[Data about app and page elements]
◇ ◇ ◇
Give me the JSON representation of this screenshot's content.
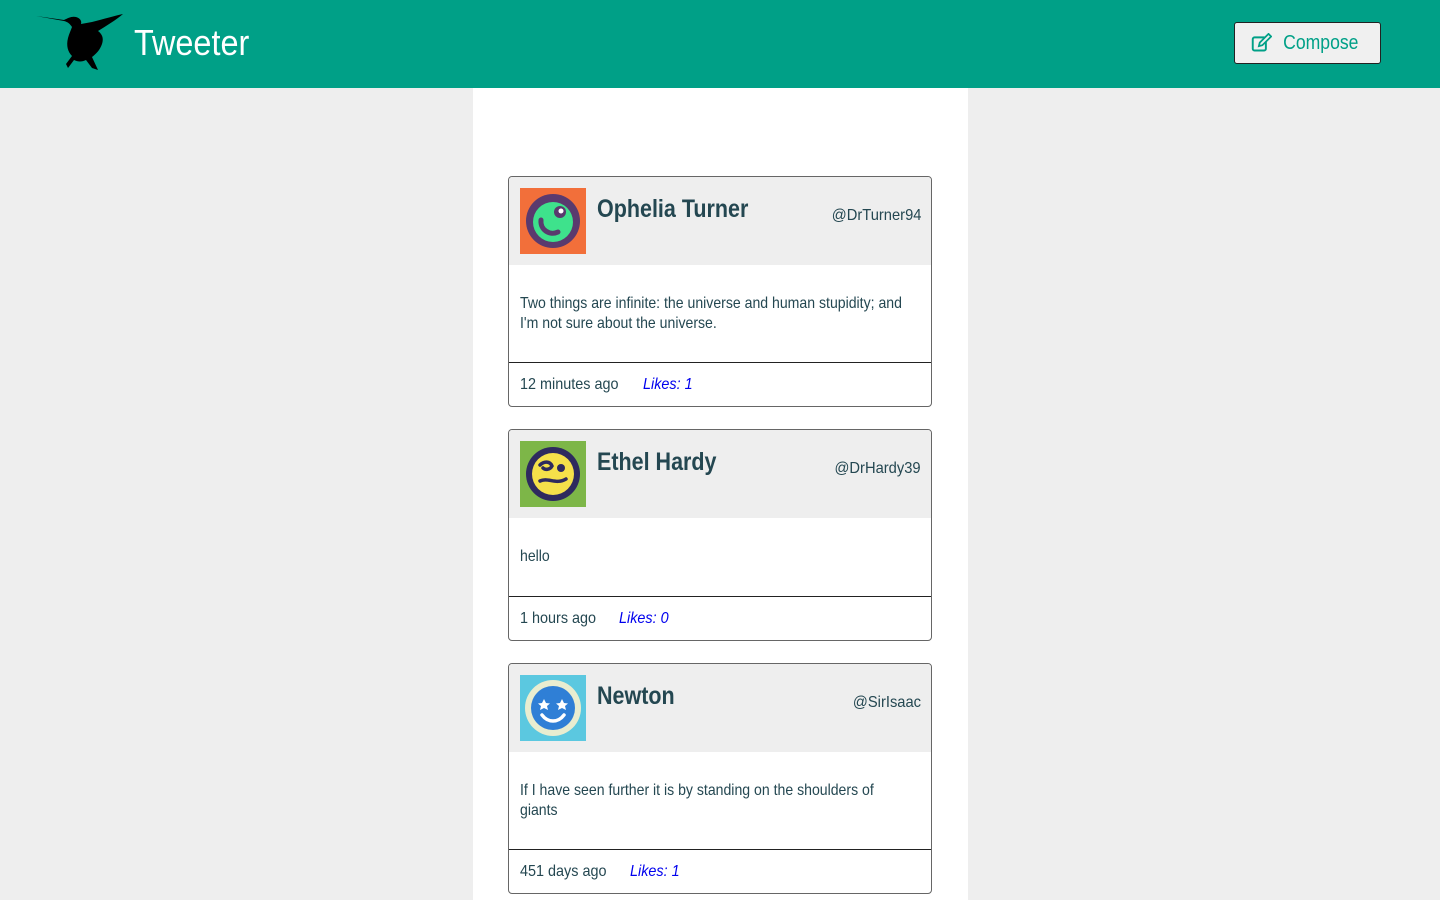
{
  "app": {
    "title": "Tweeter",
    "logo_icon": "hummingbird-icon",
    "brand_color": "#00a087"
  },
  "header": {
    "compose_label": "Compose",
    "compose_icon": "edit-icon"
  },
  "tweets": [
    {
      "name": "Ophelia Turner",
      "handle": "@DrTurner94",
      "text": "Two things are infinite: the universe and human stupidity; and I'm not sure about the universe.",
      "time": "12 minutes ago",
      "likes": "Likes: 1",
      "avatar_icon": "avatar-face-icon",
      "avatar_bg": "#f26f3a"
    },
    {
      "name": "Ethel Hardy",
      "handle": "@DrHardy39",
      "text": "hello",
      "time": "1 hours ago",
      "likes": "Likes: 0",
      "avatar_icon": "avatar-face-icon",
      "avatar_bg": "#7db648"
    },
    {
      "name": "Newton",
      "handle": "@SirIsaac",
      "text": "If I have seen further it is by standing on the shoulders of giants",
      "time": "451 days ago",
      "likes": "Likes: 1",
      "avatar_icon": "avatar-face-icon",
      "avatar_bg": "#5bc8e0"
    }
  ]
}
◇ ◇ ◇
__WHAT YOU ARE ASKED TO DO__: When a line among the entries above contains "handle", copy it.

__RESULT__:
      "handle": "@DrTurner94",
      "handle": "@DrHardy39",
      "handle": "@SirIsaac",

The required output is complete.